Renée Fleming and Twyla Tharp take center stage

Soprano Renée Fleming has enchanted legions of fans with her sumptuous voice, consummate artistry and compelling stage presence. She has inspired a flower (the Renée Fleming iris), a chocolate dessert by master chef Daniel Boulud, a character in Ann Patchett’s novel “Bel Canto” — and she’s one of the extraordinary performing artists featured in our starry programming line-up this month on the ALL ARTS broadcast channel.

[Check local listings for the ALL ARTS broadcast channel, available in the New York metro area, here.]

Renée Fleming. Photo courtesy of the Metropolitan Opera.
Renée Fleming. Photo courtesy of the Metropolitan Opera.

In “Renée Fleming in Concert” (March 20, 8 p.m. Eastern), the season premiere of Great Performances at the Met, America’s beloved diva performs live in an intimate and iconic American venue — the music salon of Dumbarton Oaks in Washington, D.C. The program shows off Fleming’s wide repertoire, from favorite arias by Puccini and Massenet to selections by Handel and Korngold.

Dance aficionados won’t want to miss the U.S. broadcast premiere of “Twyla Moves” (March 29, 9:30 p.m. Eastern), an American Masters film exploring the career and famously rigorous creative process of modern dance pioneer Twyla Tharp. The legendary choreographer shares intimate details behind her trailblazing dances, her cinematic partnership with Miloš Forman (“Hair,” “Amadeus,” “Ragtime”), and her work on “Movin’ Out” and other Broadway musicals. Original interviews include Misty Copeland, Billy Joel and David Byrne.

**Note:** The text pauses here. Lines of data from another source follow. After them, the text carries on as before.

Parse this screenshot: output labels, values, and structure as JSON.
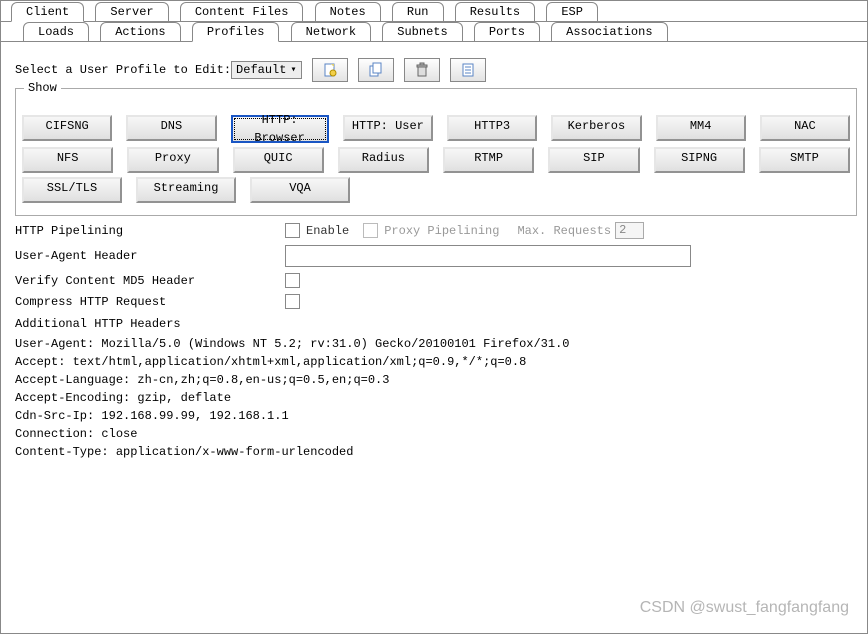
{
  "tabs": {
    "primary": [
      "Client",
      "Server",
      "Content Files",
      "Notes",
      "Run",
      "Results",
      "ESP"
    ],
    "secondary": [
      "Loads",
      "Actions",
      "Profiles",
      "Network",
      "Subnets",
      "Ports",
      "Associations"
    ]
  },
  "profile": {
    "selectLabel": "Select a User Profile to Edit:",
    "selected": "Default"
  },
  "show": {
    "legend": "Show",
    "rows": [
      [
        "CIFSNG",
        "DNS",
        "HTTP: Browser",
        "HTTP: User",
        "HTTP3",
        "Kerberos",
        "MM4",
        "NAC"
      ],
      [
        "NFS",
        "Proxy",
        "QUIC",
        "Radius",
        "RTMP",
        "SIP",
        "SIPNG",
        "SMTP"
      ],
      [
        "SSL/TLS",
        "Streaming",
        "VQA"
      ]
    ],
    "selected": "HTTP: Browser"
  },
  "form": {
    "pipelining": {
      "label": "HTTP Pipelining",
      "enable": "Enable",
      "proxy": "Proxy Pipelining",
      "maxLabel": "Max. Requests",
      "maxVal": "2"
    },
    "userAgent": {
      "label": "User-Agent Header",
      "value": ""
    },
    "verifyMd5": {
      "label": "Verify Content MD5 Header"
    },
    "compress": {
      "label": "Compress HTTP Request"
    }
  },
  "headers": {
    "title": "Additional HTTP Headers",
    "lines": [
      "User-Agent: Mozilla/5.0 (Windows NT 5.2; rv:31.0) Gecko/20100101 Firefox/31.0",
      "Accept: text/html,application/xhtml+xml,application/xml;q=0.9,*/*;q=0.8",
      "Accept-Language: zh-cn,zh;q=0.8,en-us;q=0.5,en;q=0.3",
      "Accept-Encoding: gzip, deflate",
      "Cdn-Src-Ip: 192.168.99.99, 192.168.1.1",
      "Connection: close",
      "Content-Type: application/x-www-form-urlencoded"
    ]
  },
  "watermark": "CSDN @swust_fangfangfang"
}
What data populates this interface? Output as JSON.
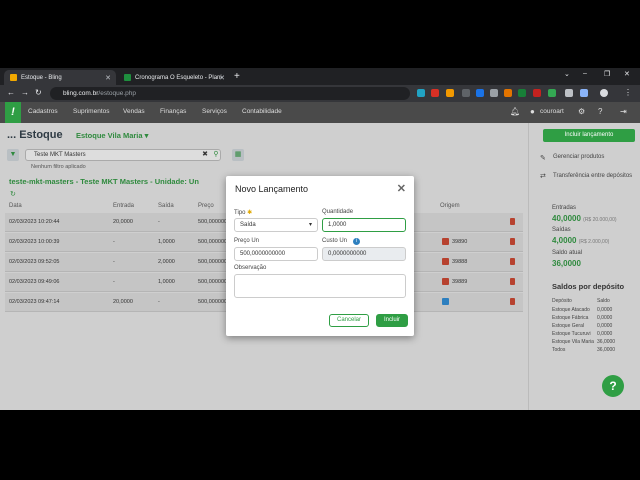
{
  "browser": {
    "tabs": [
      {
        "title": "Estoque - Bling",
        "color": "#f2a900"
      },
      {
        "title": "Cronograma O Esqueleto - Plani",
        "color": "#1e8e3e"
      }
    ],
    "url_host": "bling.com.br",
    "url_path": "/estoque.php",
    "close_glyph": "✕",
    "newtab_glyph": "+"
  },
  "header": {
    "logo": "!",
    "menu": [
      "Cadastros",
      "Suprimentos",
      "Vendas",
      "Finanças",
      "Serviços",
      "Contabilidade"
    ],
    "user": "couroart"
  },
  "page": {
    "title": "... Estoque",
    "warehouse": "Estoque Vila Maria ▾",
    "search_value": "Teste MKT Masters",
    "no_filter": "Nenhum filtro aplicado",
    "product_title": "teste-mkt-masters - Teste MKT Masters - Unidade: Un",
    "columns": [
      "Data",
      "Entrada",
      "Saída",
      "Preço",
      "Origem"
    ],
    "rows": [
      {
        "date": "02/03/2023 10:20:44",
        "entrada": "20,0000",
        "saida": "-",
        "preco": "500,000000",
        "origem": ""
      },
      {
        "date": "02/03/2023 10:00:39",
        "entrada": "-",
        "saida": "1,0000",
        "preco": "500,000000",
        "origem": "39890"
      },
      {
        "date": "02/03/2023 09:52:05",
        "entrada": "-",
        "saida": "2,0000",
        "preco": "500,000000",
        "origem": "39888"
      },
      {
        "date": "02/03/2023 09:49:06",
        "entrada": "-",
        "saida": "1,0000",
        "preco": "500,000000",
        "origem": "39889"
      },
      {
        "date": "02/03/2023 09:47:14",
        "entrada": "20,0000",
        "saida": "-",
        "preco": "500,000000",
        "origem": ""
      }
    ]
  },
  "side": {
    "include_btn": "Incluir lançamento",
    "manage": "Gerenciar produtos",
    "transfer": "Transferência entre depósitos",
    "entradas_label": "Entradas",
    "entradas_value": "40,0000",
    "entradas_sub": "(R$ 20.000,00)",
    "saidas_label": "Saídas",
    "saidas_value": "4,0000",
    "saidas_sub": "(R$ 2.000,00)",
    "saldo_label": "Saldo atual",
    "saldo_value": "36,0000",
    "saldos_title": "Saldos por depósito",
    "dep_header": [
      "Depósito",
      "Saldo"
    ],
    "deps": [
      [
        "Estoque Atacado",
        "0,0000"
      ],
      [
        "Estoque Fábrica",
        "0,0000"
      ],
      [
        "Estoque Geral",
        "0,0000"
      ],
      [
        "Estoque Tucuruvi",
        "0,0000"
      ],
      [
        "Estoque Vila Maria",
        "36,0000"
      ],
      [
        "Todos",
        "36,0000"
      ]
    ]
  },
  "modal": {
    "title": "Novo Lançamento",
    "close": "✕",
    "tipo_label": "Tipo",
    "tipo_value": "Saída",
    "quantidade_label": "Quantidade",
    "quantidade_value": "1,0000",
    "preco_label": "Preço Un",
    "preco_value": "500,0000000000",
    "custo_label": "Custo Un",
    "custo_value": "0,0000000000",
    "obs_label": "Observação",
    "cancel": "Cancelar",
    "ok": "Incluir"
  }
}
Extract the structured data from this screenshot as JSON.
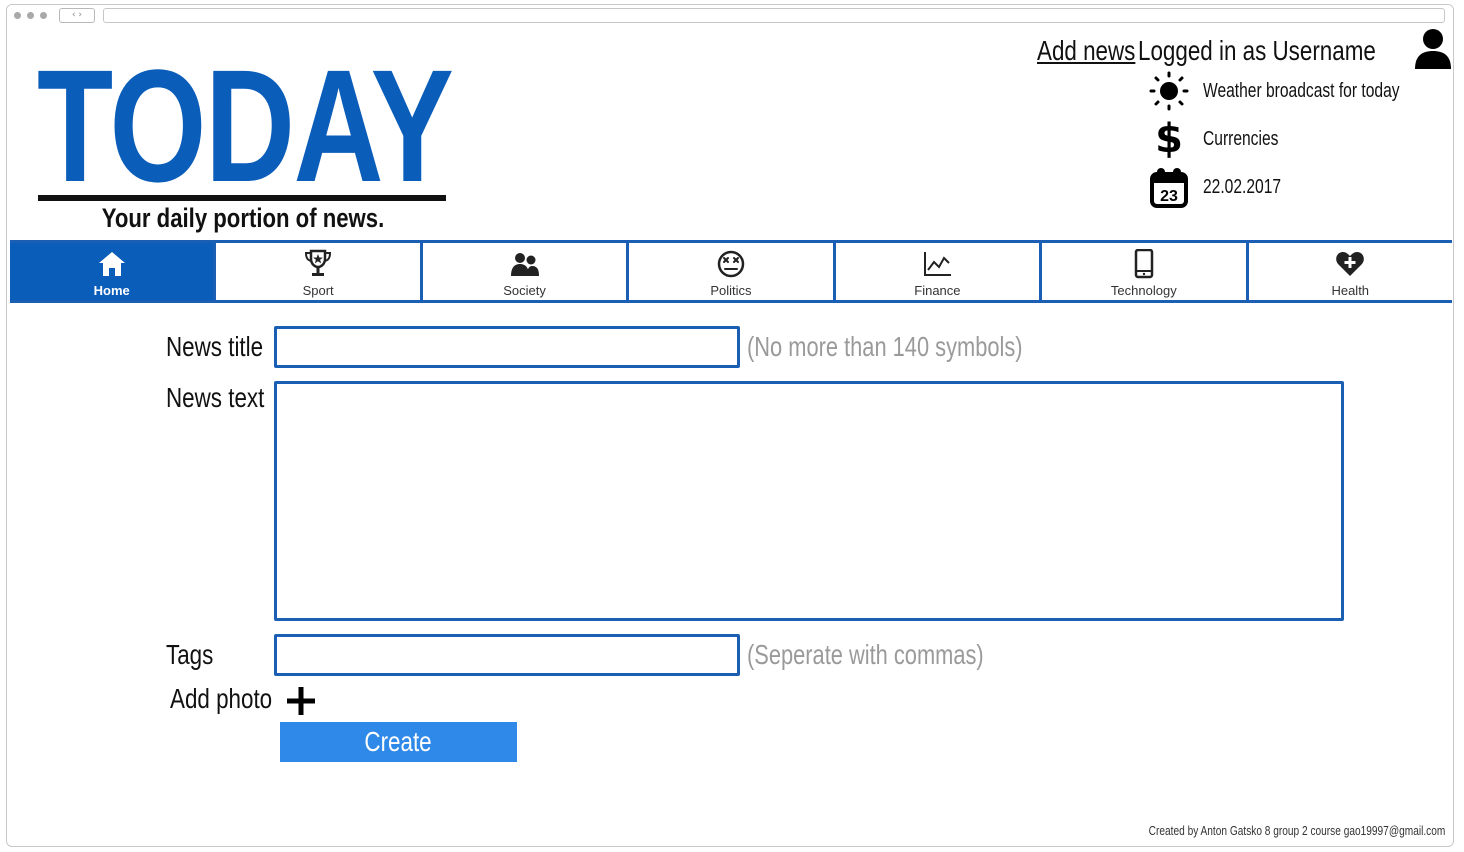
{
  "header": {
    "logo": "TODAY",
    "tagline": "Your daily portion of news.",
    "add_news_link": "Add news",
    "logged_in_text": "Logged in as Username",
    "user_icon": "user-icon"
  },
  "info": {
    "weather": {
      "icon": "sun-icon",
      "text": "Weather broadcast for today"
    },
    "currencies": {
      "icon": "dollar-icon",
      "text": "Currencies"
    },
    "date": {
      "icon": "calendar-icon",
      "icon_number": "23",
      "text": "22.02.2017"
    }
  },
  "nav": {
    "items": [
      {
        "label": "Home",
        "icon": "home-icon",
        "active": true
      },
      {
        "label": "Sport",
        "icon": "trophy-icon"
      },
      {
        "label": "Society",
        "icon": "people-icon"
      },
      {
        "label": "Politics",
        "icon": "face-icon"
      },
      {
        "label": "Finance",
        "icon": "chart-line-icon"
      },
      {
        "label": "Technology",
        "icon": "tablet-icon"
      },
      {
        "label": "Health",
        "icon": "heart-plus-icon"
      }
    ]
  },
  "form": {
    "title_label": "News title",
    "title_value": "",
    "title_hint": "(No more than 140 symbols)",
    "text_label": "News text",
    "text_value": "",
    "tags_label": "Tags",
    "tags_value": "",
    "tags_hint": "(Seperate with commas)",
    "photo_label": "Add photo",
    "photo_icon": "plus-icon",
    "create_button": "Create"
  },
  "footer": {
    "credit": "Created by Anton Gatsko 8 group 2 course gao19997@gmail.com"
  },
  "colors": {
    "brand_blue": "#0b5dba",
    "border_blue": "#1a5fb4",
    "button_blue": "#2f89e8",
    "hint_gray": "#9a9a9a"
  }
}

Twyla Tharp putting her hair up with dancers. Credit: Herbert Migdoll.
Twyla Tharp putting her hair up with dancers. Credit: Herbert Migdoll.

The documentary includes select performances from Tharp’s iconic works. A notable highlight is Tharp and Mikhail Baryshnikov rehearsing “Push Comes to Shove” — a dance piece also featured in “Baryshnikov by Tharp,” the Emmy-winning 1984 Great Performances/Dance in America special that revolutionized the way dance was filmed for television.

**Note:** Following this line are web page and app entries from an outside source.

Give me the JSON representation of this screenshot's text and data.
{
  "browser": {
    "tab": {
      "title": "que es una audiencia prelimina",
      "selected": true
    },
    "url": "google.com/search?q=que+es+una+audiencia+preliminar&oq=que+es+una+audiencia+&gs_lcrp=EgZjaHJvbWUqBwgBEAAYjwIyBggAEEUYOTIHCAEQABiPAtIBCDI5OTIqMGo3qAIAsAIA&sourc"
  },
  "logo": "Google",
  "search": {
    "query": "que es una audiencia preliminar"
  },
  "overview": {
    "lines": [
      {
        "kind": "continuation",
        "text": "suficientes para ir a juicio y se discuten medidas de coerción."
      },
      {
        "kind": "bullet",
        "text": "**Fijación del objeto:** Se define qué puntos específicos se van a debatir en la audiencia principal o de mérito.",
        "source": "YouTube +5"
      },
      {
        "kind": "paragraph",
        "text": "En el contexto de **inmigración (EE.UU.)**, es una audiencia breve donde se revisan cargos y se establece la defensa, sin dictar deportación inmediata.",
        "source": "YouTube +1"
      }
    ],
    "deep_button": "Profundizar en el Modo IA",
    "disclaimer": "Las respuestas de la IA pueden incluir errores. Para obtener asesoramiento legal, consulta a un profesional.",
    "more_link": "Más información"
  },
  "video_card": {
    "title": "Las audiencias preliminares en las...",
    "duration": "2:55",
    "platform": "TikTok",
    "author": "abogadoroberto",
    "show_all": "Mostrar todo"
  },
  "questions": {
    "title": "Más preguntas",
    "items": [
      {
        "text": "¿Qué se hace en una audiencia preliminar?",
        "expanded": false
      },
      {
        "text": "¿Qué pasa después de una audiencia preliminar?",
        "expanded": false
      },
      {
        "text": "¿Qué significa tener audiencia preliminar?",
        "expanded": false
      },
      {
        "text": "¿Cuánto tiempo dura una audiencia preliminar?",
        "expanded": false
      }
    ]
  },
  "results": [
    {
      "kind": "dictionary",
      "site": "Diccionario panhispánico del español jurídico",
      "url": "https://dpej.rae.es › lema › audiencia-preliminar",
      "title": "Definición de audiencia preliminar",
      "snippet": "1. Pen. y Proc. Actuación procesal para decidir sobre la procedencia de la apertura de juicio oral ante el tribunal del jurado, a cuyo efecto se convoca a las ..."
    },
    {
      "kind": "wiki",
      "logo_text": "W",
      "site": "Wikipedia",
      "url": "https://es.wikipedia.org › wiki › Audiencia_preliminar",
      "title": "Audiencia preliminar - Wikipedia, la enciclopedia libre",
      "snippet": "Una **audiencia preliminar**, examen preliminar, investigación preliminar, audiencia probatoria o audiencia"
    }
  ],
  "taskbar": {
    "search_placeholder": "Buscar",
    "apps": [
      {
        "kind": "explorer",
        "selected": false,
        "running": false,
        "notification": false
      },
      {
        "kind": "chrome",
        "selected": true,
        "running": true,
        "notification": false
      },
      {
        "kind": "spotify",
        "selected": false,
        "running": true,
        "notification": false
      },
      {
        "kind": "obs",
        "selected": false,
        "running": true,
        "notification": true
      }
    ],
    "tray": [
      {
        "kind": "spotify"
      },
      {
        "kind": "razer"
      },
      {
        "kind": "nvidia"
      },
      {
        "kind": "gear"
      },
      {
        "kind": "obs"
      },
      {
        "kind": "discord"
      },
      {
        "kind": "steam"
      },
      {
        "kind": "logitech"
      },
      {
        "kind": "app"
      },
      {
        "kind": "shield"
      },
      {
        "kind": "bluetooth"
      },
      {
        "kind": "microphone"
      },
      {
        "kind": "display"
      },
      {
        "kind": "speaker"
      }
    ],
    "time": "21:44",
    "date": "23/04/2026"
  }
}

We also observe Tharp as she builds a high-profile work from the ground up with Copeland, Herman Cornejo and Maria Khoreva, who rehearse by video conference during the coronavirus pandemic.

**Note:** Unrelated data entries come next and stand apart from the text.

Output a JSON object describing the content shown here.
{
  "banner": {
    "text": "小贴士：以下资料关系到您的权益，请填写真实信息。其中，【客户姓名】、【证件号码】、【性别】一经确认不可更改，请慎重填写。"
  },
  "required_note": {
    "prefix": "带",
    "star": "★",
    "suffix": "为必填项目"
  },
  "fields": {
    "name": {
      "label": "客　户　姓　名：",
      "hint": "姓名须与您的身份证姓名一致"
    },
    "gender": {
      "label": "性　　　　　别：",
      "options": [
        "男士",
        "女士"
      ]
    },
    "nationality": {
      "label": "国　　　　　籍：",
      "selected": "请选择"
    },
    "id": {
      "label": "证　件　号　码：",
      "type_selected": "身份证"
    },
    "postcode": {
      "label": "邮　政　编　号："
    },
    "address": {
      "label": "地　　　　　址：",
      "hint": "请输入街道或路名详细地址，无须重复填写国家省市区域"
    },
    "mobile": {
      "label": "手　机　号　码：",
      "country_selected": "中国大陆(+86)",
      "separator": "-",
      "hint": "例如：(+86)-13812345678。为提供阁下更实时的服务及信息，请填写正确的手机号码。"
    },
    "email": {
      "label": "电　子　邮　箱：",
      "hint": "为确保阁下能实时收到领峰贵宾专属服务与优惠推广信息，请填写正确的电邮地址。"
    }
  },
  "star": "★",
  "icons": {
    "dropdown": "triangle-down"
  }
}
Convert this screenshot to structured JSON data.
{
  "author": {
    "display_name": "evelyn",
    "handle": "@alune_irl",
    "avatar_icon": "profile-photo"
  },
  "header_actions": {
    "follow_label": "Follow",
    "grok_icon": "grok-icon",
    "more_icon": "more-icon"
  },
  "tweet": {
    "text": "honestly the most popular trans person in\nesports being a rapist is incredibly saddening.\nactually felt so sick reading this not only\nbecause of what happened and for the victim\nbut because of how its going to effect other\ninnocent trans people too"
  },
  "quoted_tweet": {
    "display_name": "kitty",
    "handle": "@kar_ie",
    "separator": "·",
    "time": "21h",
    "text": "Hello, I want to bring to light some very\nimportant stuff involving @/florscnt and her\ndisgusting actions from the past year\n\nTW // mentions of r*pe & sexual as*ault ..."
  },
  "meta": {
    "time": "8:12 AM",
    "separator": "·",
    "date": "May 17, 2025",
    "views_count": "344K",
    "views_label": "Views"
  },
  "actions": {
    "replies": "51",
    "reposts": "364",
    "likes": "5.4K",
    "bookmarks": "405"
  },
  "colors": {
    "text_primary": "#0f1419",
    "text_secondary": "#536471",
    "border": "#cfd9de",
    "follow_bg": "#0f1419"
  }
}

“Twyla Moves” will also be available to stream on ALL ARTS starting March 26.

Top Image: Twyla Tharp instructing at Pacific Northwest Ballet in 2008. Courtesy of Marc von Borstel.